Interesting that you mention spooky action at a distance!
As an erstwhile scientist I find it hilarious that the “spooky action at a distance” of the free market is both conspicuously spooky and absent from any kind of measures to address the absolutely catastrophic changes the climate is undergoing.
In contrast a free-market appears to been used to buy votes to allow the process of ignoring the future to continue.
There is simply no rational pricing that can explain why we would knowingly destroy the climate in this manner.
Therefore I’m forced to conclude there for that irrational pricing is the best fit.
So yes, government should definitely pay.
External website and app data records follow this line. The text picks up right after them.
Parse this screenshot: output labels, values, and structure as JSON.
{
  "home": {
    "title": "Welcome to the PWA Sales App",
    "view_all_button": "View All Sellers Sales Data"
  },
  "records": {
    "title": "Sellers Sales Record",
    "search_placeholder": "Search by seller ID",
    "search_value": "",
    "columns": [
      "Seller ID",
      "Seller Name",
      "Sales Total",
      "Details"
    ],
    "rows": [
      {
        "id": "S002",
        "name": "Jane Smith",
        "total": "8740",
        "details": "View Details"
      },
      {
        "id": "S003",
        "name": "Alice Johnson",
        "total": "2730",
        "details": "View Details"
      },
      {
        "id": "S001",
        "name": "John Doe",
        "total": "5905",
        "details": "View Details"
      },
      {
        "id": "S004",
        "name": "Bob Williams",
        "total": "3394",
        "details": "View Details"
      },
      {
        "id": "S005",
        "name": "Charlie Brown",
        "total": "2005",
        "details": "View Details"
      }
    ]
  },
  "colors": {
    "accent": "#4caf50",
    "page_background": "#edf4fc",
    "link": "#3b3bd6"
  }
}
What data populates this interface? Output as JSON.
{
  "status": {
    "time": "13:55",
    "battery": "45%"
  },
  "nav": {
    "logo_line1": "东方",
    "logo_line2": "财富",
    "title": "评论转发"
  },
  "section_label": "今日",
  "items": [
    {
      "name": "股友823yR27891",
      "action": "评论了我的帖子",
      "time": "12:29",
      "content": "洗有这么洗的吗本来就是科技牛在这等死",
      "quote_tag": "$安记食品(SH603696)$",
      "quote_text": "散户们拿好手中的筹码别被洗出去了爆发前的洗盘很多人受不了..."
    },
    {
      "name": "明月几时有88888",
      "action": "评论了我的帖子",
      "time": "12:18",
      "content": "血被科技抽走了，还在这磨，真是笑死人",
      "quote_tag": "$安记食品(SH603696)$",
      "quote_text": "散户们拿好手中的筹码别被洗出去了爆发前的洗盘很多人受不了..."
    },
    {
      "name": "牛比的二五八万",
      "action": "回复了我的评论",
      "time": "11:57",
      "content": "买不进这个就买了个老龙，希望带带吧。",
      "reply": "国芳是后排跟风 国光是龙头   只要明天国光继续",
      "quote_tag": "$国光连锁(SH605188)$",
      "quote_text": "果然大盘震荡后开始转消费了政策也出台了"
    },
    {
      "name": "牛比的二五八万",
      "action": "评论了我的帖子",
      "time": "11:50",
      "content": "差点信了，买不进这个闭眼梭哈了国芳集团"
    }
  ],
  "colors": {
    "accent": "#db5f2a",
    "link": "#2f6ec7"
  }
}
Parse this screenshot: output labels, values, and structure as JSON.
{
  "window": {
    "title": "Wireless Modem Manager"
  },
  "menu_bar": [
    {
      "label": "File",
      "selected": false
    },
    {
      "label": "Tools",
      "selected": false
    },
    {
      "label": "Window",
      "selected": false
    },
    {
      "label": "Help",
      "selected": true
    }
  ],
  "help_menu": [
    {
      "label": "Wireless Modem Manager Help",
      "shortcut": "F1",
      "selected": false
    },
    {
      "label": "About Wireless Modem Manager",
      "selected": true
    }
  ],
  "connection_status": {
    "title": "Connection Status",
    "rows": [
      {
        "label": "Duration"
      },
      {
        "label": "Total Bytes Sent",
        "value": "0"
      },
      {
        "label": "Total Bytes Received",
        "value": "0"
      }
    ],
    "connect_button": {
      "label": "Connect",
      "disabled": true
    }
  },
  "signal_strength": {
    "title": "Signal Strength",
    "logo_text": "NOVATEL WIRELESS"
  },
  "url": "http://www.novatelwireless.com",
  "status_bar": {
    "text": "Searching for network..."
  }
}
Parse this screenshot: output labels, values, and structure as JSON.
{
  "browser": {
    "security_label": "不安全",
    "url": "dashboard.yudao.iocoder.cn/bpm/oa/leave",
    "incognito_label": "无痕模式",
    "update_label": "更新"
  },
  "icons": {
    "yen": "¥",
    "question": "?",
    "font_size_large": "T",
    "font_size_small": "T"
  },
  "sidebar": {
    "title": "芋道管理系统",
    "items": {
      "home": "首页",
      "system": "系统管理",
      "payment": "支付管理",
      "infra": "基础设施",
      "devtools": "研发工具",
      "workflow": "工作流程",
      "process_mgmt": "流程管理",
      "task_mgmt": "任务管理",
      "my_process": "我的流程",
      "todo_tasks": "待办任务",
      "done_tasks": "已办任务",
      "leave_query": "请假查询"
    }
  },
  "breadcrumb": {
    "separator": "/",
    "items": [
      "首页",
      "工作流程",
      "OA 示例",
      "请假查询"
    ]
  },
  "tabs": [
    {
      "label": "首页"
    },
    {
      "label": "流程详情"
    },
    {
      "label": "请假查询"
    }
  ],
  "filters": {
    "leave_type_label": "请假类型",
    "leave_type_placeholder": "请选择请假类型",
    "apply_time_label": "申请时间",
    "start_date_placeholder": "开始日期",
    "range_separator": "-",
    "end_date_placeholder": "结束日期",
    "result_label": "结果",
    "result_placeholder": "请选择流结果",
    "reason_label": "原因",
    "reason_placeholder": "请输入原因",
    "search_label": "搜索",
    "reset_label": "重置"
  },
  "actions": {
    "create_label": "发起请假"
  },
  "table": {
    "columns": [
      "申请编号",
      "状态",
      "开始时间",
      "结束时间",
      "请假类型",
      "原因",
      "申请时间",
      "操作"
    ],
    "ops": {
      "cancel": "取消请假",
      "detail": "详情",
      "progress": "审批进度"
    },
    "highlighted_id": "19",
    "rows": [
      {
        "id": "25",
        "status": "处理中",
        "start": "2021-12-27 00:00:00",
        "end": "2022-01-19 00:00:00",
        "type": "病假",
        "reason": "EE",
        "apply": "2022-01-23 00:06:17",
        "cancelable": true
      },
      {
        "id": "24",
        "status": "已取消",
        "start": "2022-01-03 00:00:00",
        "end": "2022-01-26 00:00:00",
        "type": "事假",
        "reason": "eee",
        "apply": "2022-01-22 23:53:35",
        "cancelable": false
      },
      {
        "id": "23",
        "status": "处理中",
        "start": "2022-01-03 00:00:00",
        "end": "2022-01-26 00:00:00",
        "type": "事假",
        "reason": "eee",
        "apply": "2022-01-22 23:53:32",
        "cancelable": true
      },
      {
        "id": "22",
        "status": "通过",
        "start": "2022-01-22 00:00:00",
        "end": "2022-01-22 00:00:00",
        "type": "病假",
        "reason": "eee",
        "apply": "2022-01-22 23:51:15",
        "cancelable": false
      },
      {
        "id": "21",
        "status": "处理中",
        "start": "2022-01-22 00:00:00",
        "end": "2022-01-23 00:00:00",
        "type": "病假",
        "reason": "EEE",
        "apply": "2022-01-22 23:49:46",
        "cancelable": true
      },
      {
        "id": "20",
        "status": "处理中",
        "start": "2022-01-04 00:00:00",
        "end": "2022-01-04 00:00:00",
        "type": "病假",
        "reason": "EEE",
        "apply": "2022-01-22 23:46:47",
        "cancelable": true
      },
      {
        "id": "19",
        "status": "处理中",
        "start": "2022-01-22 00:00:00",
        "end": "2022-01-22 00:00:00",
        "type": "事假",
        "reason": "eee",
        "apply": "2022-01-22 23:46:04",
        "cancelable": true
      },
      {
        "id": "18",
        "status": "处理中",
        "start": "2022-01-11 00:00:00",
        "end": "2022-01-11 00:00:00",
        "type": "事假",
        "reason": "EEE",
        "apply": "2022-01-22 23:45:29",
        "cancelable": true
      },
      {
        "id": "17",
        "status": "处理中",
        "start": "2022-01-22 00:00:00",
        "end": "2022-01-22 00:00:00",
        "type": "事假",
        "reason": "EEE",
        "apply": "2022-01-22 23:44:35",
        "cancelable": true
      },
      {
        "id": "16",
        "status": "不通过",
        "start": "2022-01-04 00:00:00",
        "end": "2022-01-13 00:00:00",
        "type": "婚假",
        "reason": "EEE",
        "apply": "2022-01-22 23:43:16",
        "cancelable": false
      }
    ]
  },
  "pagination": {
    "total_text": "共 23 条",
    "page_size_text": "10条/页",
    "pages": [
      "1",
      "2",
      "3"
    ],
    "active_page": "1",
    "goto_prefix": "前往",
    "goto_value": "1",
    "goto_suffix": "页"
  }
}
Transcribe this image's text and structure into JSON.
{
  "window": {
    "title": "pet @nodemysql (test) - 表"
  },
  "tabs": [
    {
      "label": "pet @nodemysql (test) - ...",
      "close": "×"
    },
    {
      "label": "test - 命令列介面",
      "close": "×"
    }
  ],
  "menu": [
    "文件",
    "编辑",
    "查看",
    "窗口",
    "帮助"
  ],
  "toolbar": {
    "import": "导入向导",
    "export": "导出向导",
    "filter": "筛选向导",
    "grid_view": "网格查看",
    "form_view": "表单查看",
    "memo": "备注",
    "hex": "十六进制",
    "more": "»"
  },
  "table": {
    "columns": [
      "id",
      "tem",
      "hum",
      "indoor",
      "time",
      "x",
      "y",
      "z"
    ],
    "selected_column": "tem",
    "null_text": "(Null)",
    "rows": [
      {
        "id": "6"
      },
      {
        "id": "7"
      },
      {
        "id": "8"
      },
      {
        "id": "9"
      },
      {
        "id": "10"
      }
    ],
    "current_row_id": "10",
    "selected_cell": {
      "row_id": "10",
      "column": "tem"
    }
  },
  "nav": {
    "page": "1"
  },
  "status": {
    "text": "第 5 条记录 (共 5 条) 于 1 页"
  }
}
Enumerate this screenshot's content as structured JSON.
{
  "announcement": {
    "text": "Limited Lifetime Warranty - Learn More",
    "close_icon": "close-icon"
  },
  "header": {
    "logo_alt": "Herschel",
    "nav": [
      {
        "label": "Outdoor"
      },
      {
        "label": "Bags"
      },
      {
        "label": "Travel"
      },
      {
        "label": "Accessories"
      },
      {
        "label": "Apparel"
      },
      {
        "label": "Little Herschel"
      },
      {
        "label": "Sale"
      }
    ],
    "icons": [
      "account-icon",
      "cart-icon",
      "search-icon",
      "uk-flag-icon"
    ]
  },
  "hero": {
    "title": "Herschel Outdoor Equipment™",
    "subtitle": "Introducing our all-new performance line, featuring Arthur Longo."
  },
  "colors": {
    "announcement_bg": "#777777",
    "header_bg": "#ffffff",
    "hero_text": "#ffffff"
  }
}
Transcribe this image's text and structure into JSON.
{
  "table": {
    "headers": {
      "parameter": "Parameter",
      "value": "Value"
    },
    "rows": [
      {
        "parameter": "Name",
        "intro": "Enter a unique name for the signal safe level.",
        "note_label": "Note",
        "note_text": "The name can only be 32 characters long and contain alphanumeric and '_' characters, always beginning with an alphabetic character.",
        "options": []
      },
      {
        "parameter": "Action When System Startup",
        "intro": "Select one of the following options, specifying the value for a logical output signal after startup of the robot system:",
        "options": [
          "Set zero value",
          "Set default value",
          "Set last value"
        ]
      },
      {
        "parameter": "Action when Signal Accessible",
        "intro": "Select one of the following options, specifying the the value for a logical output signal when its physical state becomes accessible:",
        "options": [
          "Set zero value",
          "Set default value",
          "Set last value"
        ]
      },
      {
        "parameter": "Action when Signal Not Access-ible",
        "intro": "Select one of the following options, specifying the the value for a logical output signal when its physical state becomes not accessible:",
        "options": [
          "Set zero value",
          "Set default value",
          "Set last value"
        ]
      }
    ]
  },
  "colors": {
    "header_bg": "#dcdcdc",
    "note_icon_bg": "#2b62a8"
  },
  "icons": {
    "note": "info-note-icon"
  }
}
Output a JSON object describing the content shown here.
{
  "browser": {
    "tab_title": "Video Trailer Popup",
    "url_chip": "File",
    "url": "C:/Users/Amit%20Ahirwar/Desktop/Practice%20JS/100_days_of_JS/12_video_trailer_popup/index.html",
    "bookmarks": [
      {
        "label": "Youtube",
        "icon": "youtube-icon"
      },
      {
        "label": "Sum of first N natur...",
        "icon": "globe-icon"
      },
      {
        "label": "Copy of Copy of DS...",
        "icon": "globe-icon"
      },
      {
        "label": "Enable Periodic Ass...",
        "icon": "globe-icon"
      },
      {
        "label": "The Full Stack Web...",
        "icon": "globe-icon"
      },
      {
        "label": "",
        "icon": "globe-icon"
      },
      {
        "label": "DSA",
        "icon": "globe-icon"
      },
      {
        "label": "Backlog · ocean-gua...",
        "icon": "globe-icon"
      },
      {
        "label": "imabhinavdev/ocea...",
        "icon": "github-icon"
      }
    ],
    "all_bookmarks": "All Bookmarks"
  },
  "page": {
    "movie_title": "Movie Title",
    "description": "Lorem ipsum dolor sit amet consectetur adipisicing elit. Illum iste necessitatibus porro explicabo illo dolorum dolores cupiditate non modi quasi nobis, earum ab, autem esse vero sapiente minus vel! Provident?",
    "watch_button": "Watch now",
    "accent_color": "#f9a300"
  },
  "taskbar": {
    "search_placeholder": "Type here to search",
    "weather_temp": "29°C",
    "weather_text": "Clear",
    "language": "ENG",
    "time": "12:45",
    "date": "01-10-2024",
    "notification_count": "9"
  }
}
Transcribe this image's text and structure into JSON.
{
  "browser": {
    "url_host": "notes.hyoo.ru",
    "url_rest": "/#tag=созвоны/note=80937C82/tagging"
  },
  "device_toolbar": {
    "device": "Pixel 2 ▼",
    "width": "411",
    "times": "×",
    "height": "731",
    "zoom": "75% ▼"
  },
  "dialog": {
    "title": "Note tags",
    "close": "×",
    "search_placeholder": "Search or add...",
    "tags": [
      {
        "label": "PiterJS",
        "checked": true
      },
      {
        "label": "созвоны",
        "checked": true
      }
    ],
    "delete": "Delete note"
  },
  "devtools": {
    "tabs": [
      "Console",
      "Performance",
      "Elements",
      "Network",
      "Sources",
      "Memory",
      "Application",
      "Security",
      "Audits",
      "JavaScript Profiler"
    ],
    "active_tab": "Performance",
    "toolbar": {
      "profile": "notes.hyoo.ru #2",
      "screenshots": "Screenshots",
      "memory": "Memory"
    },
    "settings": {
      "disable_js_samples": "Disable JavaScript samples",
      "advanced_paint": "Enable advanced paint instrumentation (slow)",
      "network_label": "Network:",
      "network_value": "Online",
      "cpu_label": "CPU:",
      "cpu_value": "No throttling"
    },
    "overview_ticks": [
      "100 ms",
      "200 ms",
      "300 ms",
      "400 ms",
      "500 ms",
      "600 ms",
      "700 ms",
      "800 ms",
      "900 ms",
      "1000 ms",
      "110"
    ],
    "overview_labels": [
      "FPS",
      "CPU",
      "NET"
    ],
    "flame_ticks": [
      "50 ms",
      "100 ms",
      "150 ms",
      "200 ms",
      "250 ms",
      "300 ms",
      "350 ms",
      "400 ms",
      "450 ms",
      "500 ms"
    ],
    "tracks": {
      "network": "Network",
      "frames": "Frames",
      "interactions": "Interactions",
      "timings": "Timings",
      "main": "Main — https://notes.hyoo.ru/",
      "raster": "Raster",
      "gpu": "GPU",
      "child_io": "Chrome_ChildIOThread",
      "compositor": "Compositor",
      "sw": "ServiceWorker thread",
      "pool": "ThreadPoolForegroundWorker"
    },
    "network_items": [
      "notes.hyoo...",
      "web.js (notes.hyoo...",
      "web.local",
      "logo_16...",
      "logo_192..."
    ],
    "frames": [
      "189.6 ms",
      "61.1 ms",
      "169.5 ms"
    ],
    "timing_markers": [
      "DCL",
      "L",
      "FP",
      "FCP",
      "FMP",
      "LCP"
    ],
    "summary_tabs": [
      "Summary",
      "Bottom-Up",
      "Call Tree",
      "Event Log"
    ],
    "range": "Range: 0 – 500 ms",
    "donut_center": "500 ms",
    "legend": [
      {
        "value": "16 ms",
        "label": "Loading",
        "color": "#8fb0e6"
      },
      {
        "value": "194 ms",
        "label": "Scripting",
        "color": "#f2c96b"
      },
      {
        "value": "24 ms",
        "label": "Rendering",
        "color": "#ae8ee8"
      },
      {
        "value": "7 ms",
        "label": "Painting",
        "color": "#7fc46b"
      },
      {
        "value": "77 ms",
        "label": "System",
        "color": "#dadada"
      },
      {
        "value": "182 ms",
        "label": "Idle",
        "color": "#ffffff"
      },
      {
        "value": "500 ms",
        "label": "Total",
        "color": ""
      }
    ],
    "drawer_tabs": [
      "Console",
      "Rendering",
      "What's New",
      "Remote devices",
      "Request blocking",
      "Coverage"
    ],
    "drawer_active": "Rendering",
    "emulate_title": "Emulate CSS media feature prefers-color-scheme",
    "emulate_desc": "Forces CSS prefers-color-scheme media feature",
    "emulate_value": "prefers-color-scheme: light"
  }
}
And I would also suggest that they should pay out in a wide range of very innovative schemes and let people choose the best loophole for optimising those carbon loot boxes.
For example, if the removal of carbon can only be proven by doing a full carbon audit of a given process chain then it’s going to be highly debatable.
That will be the case for some solutions such as better land management and planting trees etc.
That’s fine: just don’t pay too much for any one scheme.
Remember the environment is literally priceless. As Jeff Bezos points out: “Earth it really is the best planet: trust me on this one'
So, if we consider that we therefore have a future pot of infinite value from the hypothetically saved environment to invest, really we should be going hell for leather paying out subsidies on all mitigation, sequestration and remediation techniques.
The best time to plant a tree was 20 years ago the second best time is today
This year I personally intend to find the planting of a dozen or more trees as one of my charitable contributions, as I have done for the past three years.
I would encourage the readers of this article to consider what their contribution will be.